If we cannot read or write we call it being illiterate and we are both vulnerable and at a huge disadvantage in society. We are illiterate in the skills of working together. We are both vulnerable and at a huge disadvantage.
Fourth, in recent years life has got very complicated. Recently I bought some clothes on the web. (My local shop had closed). Instead of simply paying the money and taking the goods I had to tick a ‘terms and conditions’ box before I could proceed which opened onto fourteen pages of legal contract – for just under £40 of purchase. Pensions, utility contracts, credit checks, security on the web are all complex issues that twenty years ago no normal person had to deal with. We could call this ‘the life skills set’. No wonder then if you acquire a disability, or care for someone who has, as multiple agencies need to be dealt with and as complexity increases you are pushed over the edge.
In short what it means to be a citizen has become completely disconnected from our understanding of welfare. We’ve become too dependent on ‘welfare’ and not dependent enough on each other. We’ve lost the skills of working with each other and increasingly failing to acquire the skills of living in an ever more complex world. No wonder the systems for supporting and empowering people with disabilities ain’t working.
So what can we do to change this?
Well both users and professionals have a role to play. Let’s start with three points for those who have paid work in ‘Adult Care’.

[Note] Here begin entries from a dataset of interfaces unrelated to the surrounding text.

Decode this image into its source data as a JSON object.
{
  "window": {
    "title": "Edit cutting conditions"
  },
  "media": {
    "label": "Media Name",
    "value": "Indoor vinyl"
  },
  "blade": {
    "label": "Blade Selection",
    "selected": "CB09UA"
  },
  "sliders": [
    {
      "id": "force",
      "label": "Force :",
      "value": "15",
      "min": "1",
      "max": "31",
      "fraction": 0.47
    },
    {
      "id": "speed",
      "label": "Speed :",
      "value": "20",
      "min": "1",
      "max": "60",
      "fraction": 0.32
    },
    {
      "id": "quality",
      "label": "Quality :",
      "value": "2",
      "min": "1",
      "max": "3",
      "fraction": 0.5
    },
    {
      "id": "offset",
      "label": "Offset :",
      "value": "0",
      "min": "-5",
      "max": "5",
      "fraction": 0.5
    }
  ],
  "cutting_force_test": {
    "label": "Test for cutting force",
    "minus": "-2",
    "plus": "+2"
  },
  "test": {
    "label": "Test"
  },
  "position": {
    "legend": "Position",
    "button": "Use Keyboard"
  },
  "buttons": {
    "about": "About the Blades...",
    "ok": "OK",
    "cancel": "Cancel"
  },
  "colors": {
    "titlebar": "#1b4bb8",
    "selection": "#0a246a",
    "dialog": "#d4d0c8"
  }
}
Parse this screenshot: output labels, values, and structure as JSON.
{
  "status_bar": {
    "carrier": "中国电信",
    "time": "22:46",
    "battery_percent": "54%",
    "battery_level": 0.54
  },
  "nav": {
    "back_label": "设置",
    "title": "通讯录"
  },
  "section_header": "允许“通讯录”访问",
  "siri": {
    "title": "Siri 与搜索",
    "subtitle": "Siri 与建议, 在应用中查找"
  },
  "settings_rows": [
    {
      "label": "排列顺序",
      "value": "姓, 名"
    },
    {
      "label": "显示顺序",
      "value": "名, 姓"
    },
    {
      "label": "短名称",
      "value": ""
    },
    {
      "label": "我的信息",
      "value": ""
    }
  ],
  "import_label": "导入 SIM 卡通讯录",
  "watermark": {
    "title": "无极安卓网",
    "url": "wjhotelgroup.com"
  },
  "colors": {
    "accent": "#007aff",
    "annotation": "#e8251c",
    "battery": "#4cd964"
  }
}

First, the most self-centred teams and organisations can change for the better. We know - we’ve been there. You will need outside help. But the first step is to admit you have a problem (or if you work in local government you can call it ‘a challenge’). No acknowledgement of problem – no progress.
Second, working in the public sector ain’t great at present. Unfortunately, it’s not going to get better. At least in your corner of service, doing things different to do them better is a way of feeling better.
Third, there is going to have to be genuine dialogue with people with disabilities, genuine dialogue not those PR stunts which often go under the name of ‘consultations’. In this dialogue people will say painful things to you. This is because they are true. You need to acknowledge this pain not block it out or forget it.
Fourth, users you have everything to gain and little to loose. Users and carers will need to come together to learn new forms of working together in achieving common goals such as developing new community resources and new life skills. At S.H. Barnett we will be exploring this. On the plus side, nationally this is already happening: the cuts in benefits and services are mobilising people. But not enough. Too many of us are still welfare consumers and not welfare citizens.
Finally, much of this stuff is accepted. Business Colleges study how businesses fail by being self centred, it’s been written about in the public sector too. Histories of the welfare state describe how it started and what it has become. But it’s rarely put together and even less translated into practical terms for us today.
Or is it only me…?
The publisher is The Centre for Welfare Reform.
Is It Only Me? © S.H.Barnett 2012.
All Rights Reserved. No part of this paper may be reproduced in any form without permission from the publisher except for the quotation of brief passages in reviews.